If you are a survivor of multiple victimizations, including child sexual abuse, please know that you are not alone and the abuse is not your fault. No matter when the abuse occurred, DoD community members affected by sexual assault can connect with Safe Helpline for anonymous, confidential, secure support and access to resources 24/7.
What Does it Mean to be a Survivor of Multiple Victimizations?
Research has shown that those who survive sexual abuse at multiple times in their life will likely have an additional need for support. This research uses the term “survivor of multiple victimizations” to talk about those needs. Every survivor’s experience is different, but a common experience for some survivors of multiple victimization is child sexual abuse. About one in seven girls and one in 25 boys will be sexually abused before they turn 18. “Child sexual abuse” is an umbrella term used to include a number of behaviors that are inappropriate or harmful to children. Some common forms of child sexual abuse included within that term are:
- A perpetrator exposing themselves to a child
- Fondling a private area of a child’s body
- Performing sex of any kind (including vaginal, anal, or oral sex)
- Taking or sharing pornographic images or video of a child
- Showing a child pornographic content
- Engaging in any other kind of sexual contact with a child
Experiencing these forms of abuse may have a number of short and long-term effects on a survivor’s life.
Common Short- and Long-term Effects
As an adult survivor of child sexual abuse or multiple victimizations, you may experience some or all of the following effects, either in the long or short term:

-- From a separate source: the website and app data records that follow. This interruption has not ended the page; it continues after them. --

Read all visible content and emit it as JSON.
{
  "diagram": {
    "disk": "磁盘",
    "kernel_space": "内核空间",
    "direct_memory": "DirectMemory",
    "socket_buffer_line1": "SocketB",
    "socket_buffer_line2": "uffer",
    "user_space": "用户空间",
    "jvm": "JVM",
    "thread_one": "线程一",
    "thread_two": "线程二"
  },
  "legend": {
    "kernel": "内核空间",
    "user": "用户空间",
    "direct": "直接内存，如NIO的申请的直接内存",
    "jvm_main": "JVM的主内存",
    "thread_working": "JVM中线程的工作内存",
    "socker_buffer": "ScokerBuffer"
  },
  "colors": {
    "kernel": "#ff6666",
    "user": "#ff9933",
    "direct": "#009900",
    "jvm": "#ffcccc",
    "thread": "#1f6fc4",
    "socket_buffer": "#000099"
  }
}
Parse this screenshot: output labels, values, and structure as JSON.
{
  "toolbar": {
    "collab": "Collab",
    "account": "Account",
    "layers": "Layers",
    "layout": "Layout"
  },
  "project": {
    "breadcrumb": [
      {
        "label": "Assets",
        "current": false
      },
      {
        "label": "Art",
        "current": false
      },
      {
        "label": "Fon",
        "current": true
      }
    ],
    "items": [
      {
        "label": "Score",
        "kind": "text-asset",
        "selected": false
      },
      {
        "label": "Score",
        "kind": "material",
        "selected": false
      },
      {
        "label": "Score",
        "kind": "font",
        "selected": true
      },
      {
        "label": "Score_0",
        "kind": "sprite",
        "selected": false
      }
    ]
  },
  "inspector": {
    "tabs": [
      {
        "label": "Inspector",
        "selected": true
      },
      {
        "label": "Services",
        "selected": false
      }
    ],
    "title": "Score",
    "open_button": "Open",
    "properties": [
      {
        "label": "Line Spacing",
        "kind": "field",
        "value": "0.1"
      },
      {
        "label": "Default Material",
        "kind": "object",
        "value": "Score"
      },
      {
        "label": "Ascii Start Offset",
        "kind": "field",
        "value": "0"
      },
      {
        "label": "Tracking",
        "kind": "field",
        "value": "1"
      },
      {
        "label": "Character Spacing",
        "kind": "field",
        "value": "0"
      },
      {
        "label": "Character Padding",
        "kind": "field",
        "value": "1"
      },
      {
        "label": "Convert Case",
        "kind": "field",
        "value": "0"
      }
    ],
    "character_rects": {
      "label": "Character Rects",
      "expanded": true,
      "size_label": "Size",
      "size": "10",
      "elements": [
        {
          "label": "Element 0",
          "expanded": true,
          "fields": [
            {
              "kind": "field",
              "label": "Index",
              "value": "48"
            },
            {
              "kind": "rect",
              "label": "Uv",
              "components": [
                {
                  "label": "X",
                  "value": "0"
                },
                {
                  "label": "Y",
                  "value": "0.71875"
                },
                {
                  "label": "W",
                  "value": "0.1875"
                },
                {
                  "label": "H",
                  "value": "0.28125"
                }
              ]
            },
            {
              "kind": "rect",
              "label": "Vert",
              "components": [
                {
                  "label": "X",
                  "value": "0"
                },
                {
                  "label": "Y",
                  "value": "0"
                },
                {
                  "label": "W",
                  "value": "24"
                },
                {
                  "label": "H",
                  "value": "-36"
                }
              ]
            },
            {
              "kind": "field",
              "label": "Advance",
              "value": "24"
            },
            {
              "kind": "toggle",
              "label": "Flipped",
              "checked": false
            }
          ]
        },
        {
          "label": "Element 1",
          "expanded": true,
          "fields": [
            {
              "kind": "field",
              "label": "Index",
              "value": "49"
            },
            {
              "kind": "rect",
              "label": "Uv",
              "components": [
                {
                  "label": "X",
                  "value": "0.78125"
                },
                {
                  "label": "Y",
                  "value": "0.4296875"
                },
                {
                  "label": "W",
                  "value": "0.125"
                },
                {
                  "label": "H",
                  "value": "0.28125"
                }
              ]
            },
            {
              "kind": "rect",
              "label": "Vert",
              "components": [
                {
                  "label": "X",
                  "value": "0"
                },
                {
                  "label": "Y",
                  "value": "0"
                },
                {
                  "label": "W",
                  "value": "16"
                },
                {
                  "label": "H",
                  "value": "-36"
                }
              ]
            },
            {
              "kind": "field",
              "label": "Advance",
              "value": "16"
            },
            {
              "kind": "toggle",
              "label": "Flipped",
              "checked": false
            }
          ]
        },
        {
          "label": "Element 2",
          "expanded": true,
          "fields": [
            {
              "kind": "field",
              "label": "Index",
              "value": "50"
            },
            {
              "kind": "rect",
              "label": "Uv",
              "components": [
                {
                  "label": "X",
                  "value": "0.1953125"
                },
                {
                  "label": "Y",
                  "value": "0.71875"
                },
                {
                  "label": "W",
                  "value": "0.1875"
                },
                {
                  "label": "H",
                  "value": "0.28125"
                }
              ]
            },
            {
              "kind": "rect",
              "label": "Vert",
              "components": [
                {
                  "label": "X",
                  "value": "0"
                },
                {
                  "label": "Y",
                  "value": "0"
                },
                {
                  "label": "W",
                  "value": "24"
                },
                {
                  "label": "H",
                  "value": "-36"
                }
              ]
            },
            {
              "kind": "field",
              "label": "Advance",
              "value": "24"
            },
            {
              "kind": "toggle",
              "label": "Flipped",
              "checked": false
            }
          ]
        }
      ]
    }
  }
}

Depression and/or Anxiety. Research shows that depression and anxiety are the most commonly reported effects experienced by survivors of multiple victimizations.
Self-Blame. You may experience self-blame or guilt about not being able to prevent the abuse you endured as a child, or feel otherwise responsible for what happened. It is important to understand that the person or people that hurt you are to blame, not yourself.
Low Self-Esteem. You may struggle with low self-esteem due to having your personal safety violated or ignored, which can also affect many aspects of your personal and professional life.
Difficulty with Intimacy. You may have difficulty navigating intimacy, for example experiencing unwelcome flashbacks or painful memories during consensual sexual interactions.
These are just some of the effects you may experience after a sexual assault. If you are experiencing these or other effects, know that you are not alone and that there is hope. To learn more about the effects of sexual assault, click here.
Unique Needs of Survivors of Multiple Victimizations and Child Sexual Abuse
The effects you may be experiencing could last for months or years, even after the abuse has stopped. Due to your experiences, there are a number of resources that you may find helpful. They may include mental health counseling and treatment, substance abuse treatment, help with legal matters, or help navigating employment and housing assistance resources. Survivors in the DoD community can connect with both military and civilian service providers through Safe Helpline’s Responders Near Me database. Safe Helpline’s Transitioning Service Member database can help those separating or retiring from the military connect with DoD, Veteran’s Affairs, and civilian resources that may be helpful during this transition.
How to Support a Survivor of Multiple Victimizations or Child Sexual Abuse
As a friend, family member, or other supporter, if a survivor chooses to disclose sexual abuse of any kind to you, it is important to believe and support them. You may have questions, but the most important thing you can do is listen. Negative reactions to disclosure of sexual abuse can have lasting effects on a survivor’s ability to tell others about their experience and reach out for professional resources. Survivors of multiple victimizations and child sexual abuse often have complex needs and they may find it helpful to connect with trained service providers to address those needs. It is also important to check in with yourself; it is okay if you need time and space to process what the survivor has told you. You may want to help the survivor connect with Safe Helpline or another trusted resource for support, rather than trying to help them on your own. Regardless of the survivor’s decision to connect with other resources, make sure to respect their choice.
To learn more ways to support the survivors in your life, visit Safe Helpline’s Information for Supporters of Survivors page.
There is no set timeline for healing from abuse. Regardless of what stage you are at in your healing journey, Safe Helpline is available to provide support and access to resources.
To connect one-on-one with a Safe Helpline staff member call 877.995.5247 or visit SafeHelpline.org.
Davies, Jill. (2007). “Helping Sexual Assault Survivors of Multiple Victimizations and Needs: A Guide to Serving Sexual Assault Survivors”. https://www.nsvrc.org/sites/default/files/2012-03/Helping-sexual-assault-survivors-with-multiple-victimizations-and-needs_0.pdf. Pg. 14.
 Townsend, C., & Rheingold, A.A., (2013). Estimating a child sexual abuse prevalence rate for practitioners: studies. Charleston, S.C., Darkness to Light. Retrieved from www.D2L.org.
 Davies, Jill. (2007). “Helping Sexual Assault Survivors of Multiple Victimizations and Needs: A Guide to Serving Sexual Assault Survivors”. https://www.nsvrc.org/sites/default/files/2012-03/Helping-sexual-assault-survivors-with-multiple-victimizations-and-needs_0.pdf. Pg. 1.